Boston councilors propose declaring another public health crisis: road safety

Some city councilors are suggesting that Boston’s well-documented road safety issues should be declared a public health crisis or emergency – which could return power to the Boston Public Health Commission, which has come under fire for its unilateral actions during the pandemic.

City Council Speaker Ed Flynn and Councilwoman Kendra Lara introduced a non-binding resolution asking the city to declare “traffic crashes a public health crisis requiring urgent action,” a decision the council adopted by voice vote.

“We need to stay on top of these pedestrian safety issues. And it’s our job as city councilors to make sure we provide the safest neighborhood for our children, our families, especially our elderly and people with disabilities,” said Flynn, who openly advocates for safer streets for years.

Lara, who did not respond to another request for comment later in the week, added at Wednesday’s board meeting that “this is a public health emergency that requires planning and action. financial investments to be corrected”.

As a resolution, like many articles adopted by the council, this approval has no practical effect. But if the city declares a public health emergency or crisis — councilors have used each of those words at various times, though they have somewhat different meanings to the health commission — the city of Boston would again give power to a body that came under fire earlier this year for acting unilaterally under an emergency declaration.

Councilwoman Erin Murphy, the body’s public health chair and earlier this year critic of the BPHC’s continued use of the public health emergency declaration to continue making decisions without any open meetings , said there were a few questions.

“Road safety for pedestrians and those trying to get around the city is of the utmost importance – (as) chair of public health, I would like to know more about what the public health commission would add “, she said.

When Mayor Michelle Wu’s administration and the Boston Public Health Commission were asked whether such a road safety statement was on the table and what it would mean, the administration said that she was studying the question.

“Appropriate city and Boston Public Health Commission teams are reviewing the council’s resolution,” Wu’s office said in a statement. “We are committed to protecting our residents and keeping the streets of Boston safe.”

When asked what that would mean in practice, Flynn said he would have to engage the BPHC more formally to work on the actual logistics.

Two years ago, in March 2020, the BPHC declared the COVID-19 pandemic a public health emergency, a decision that gave its executive director wide latitude to take unilateral action regarding masking rules, trade restrictions and possibly vaccine requirements.

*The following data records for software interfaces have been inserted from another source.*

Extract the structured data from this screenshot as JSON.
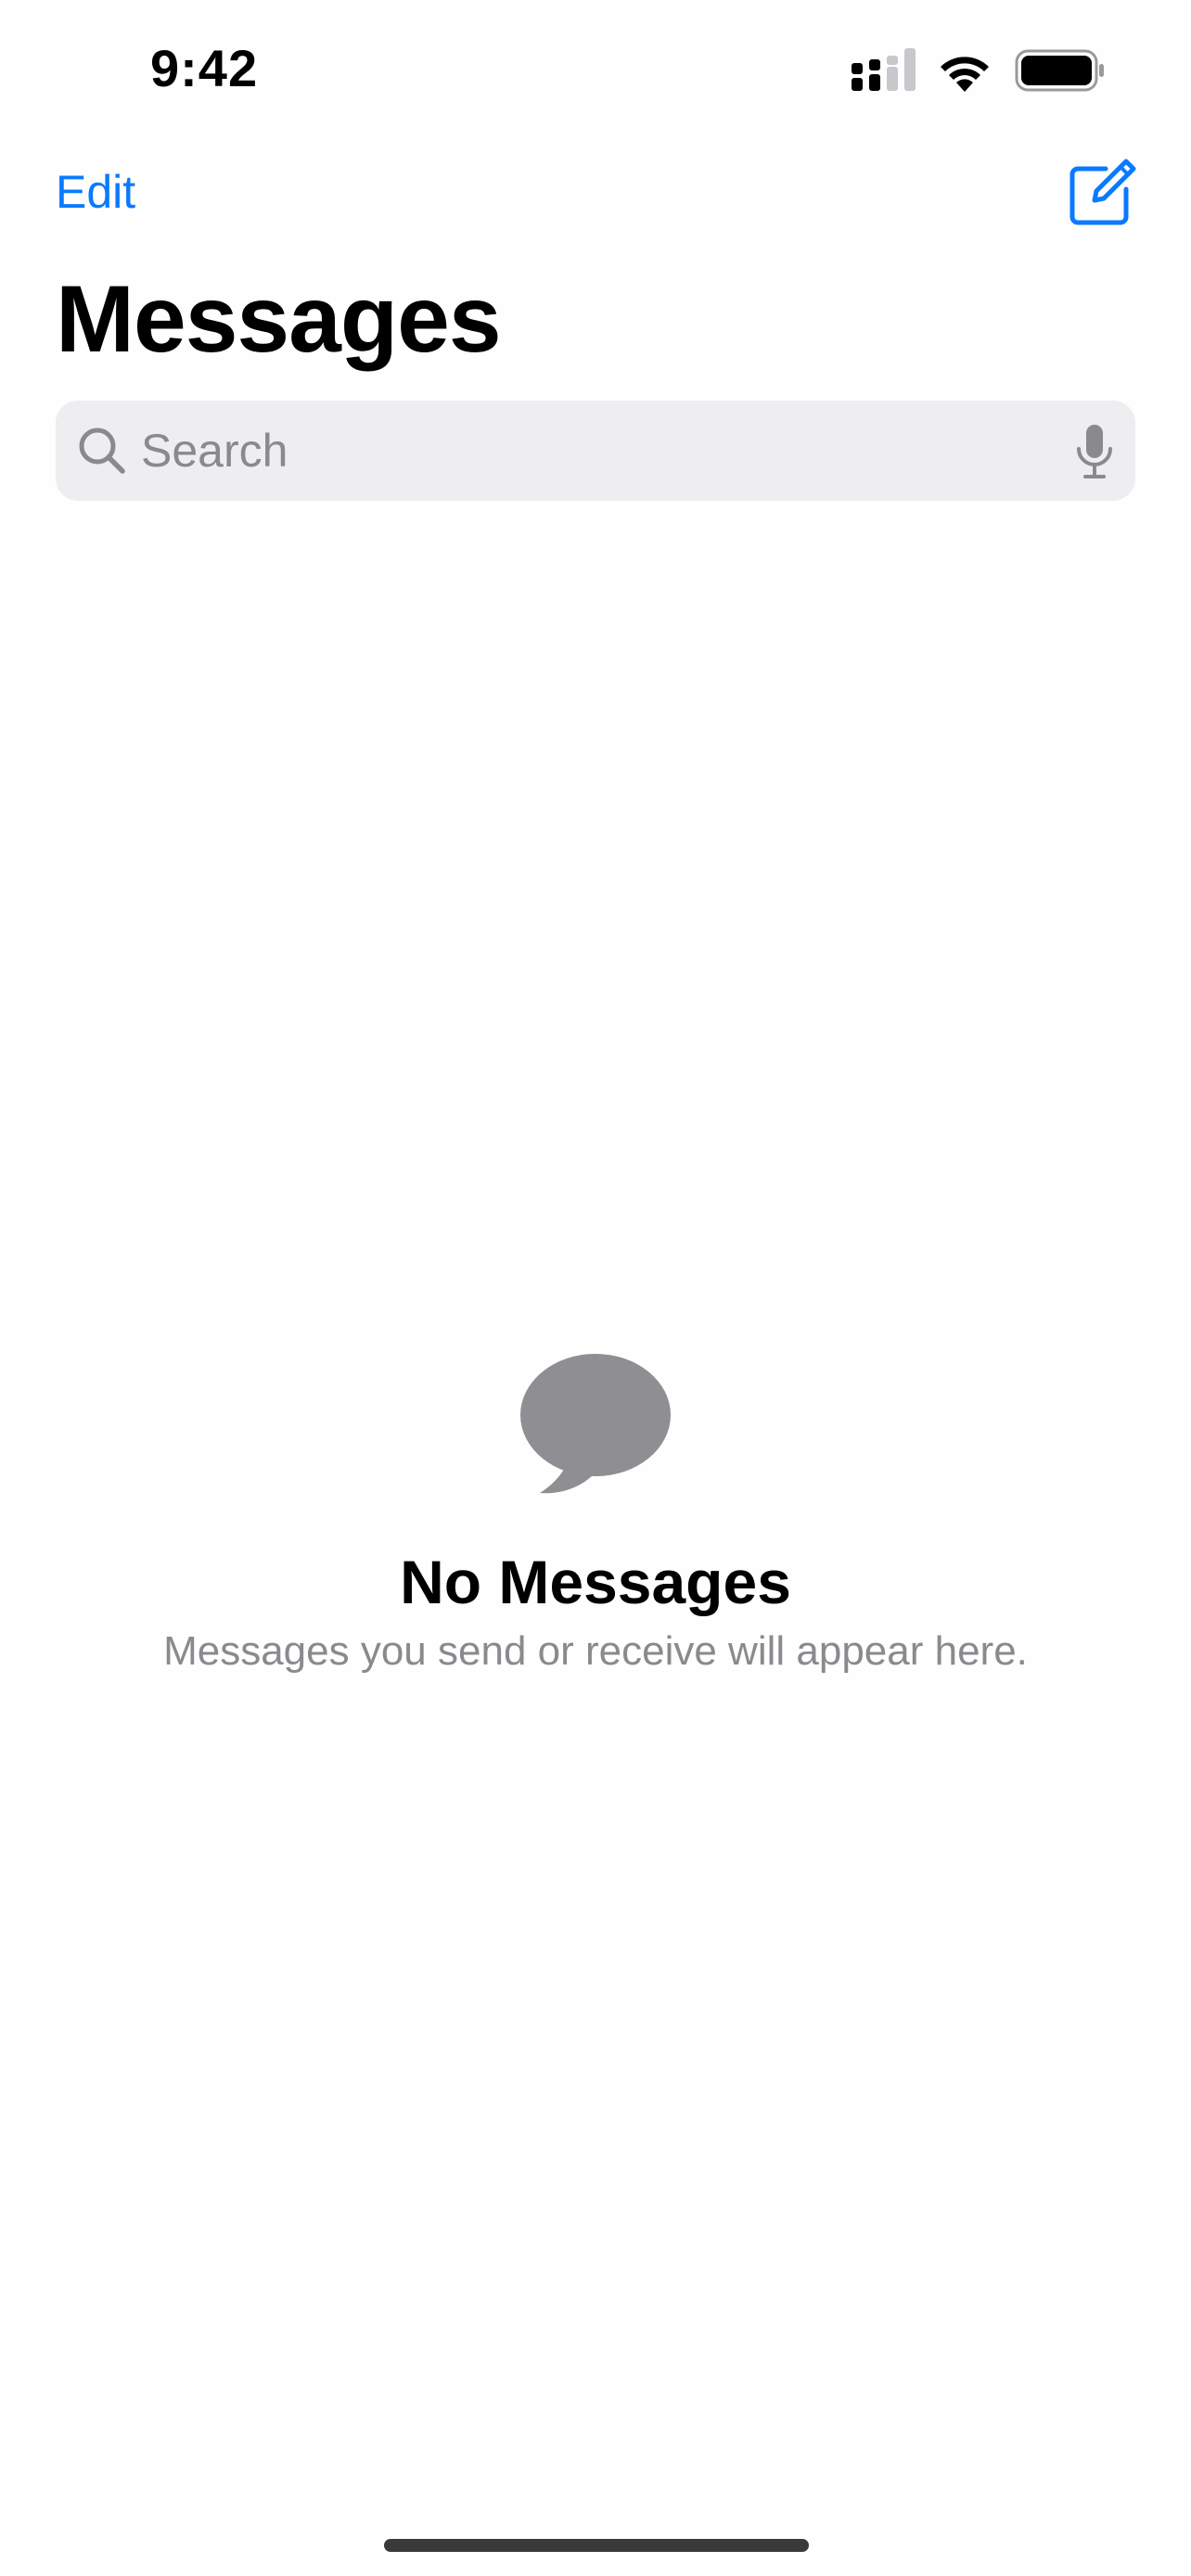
{
  "status_bar": {
    "time": "9:42",
    "icons": [
      "cellular-signal-icon",
      "wifi-icon",
      "battery-icon"
    ]
  },
  "nav": {
    "edit_label": "Edit",
    "compose_icon": "compose-icon"
  },
  "header": {
    "title": "Messages"
  },
  "search": {
    "placeholder": "Search",
    "left_icon": "search-icon",
    "right_icon": "microphone-icon"
  },
  "empty_state": {
    "icon": "message-bubble-icon",
    "title": "No Messages",
    "subtitle": "Messages you send or receive will appear here."
  },
  "colors": {
    "accent": "#0a7aff",
    "secondary_text": "#8a8a8e",
    "search_background": "#eeeef0",
    "bubble": "#8e8e93"
  }
}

That statement remained in place through that winter, ultimately leading to criticism that the commission was doing questionable enforcement of state law and not being transparent or responsive about major decisions. related to the pandemic.

The commission eventually overturned the order in March.

Slightly different — though the city hasn’t quite explained how — is a “crisis” statement, which then-mayor Marty Walsh made in June 2020 on racism, signing and the Executive Order which proclaims that “Racism constitutes a public health emergency and crisis in the City of Boston.

The executive order, which followed a similar request from Councilman Ricardo Arroyo, also appealed to the BPHC – as well as the Department of Health and Human Resources, which no longer exists in the same form after Wu reshuffled the roles of senior health officials. – work with all other city departments to improve race policies.

The order, whose eight main goals are generally general statements such as “Engage historically marginalized communities in identifying problems and solutions and supporting community responses,” remains in effect.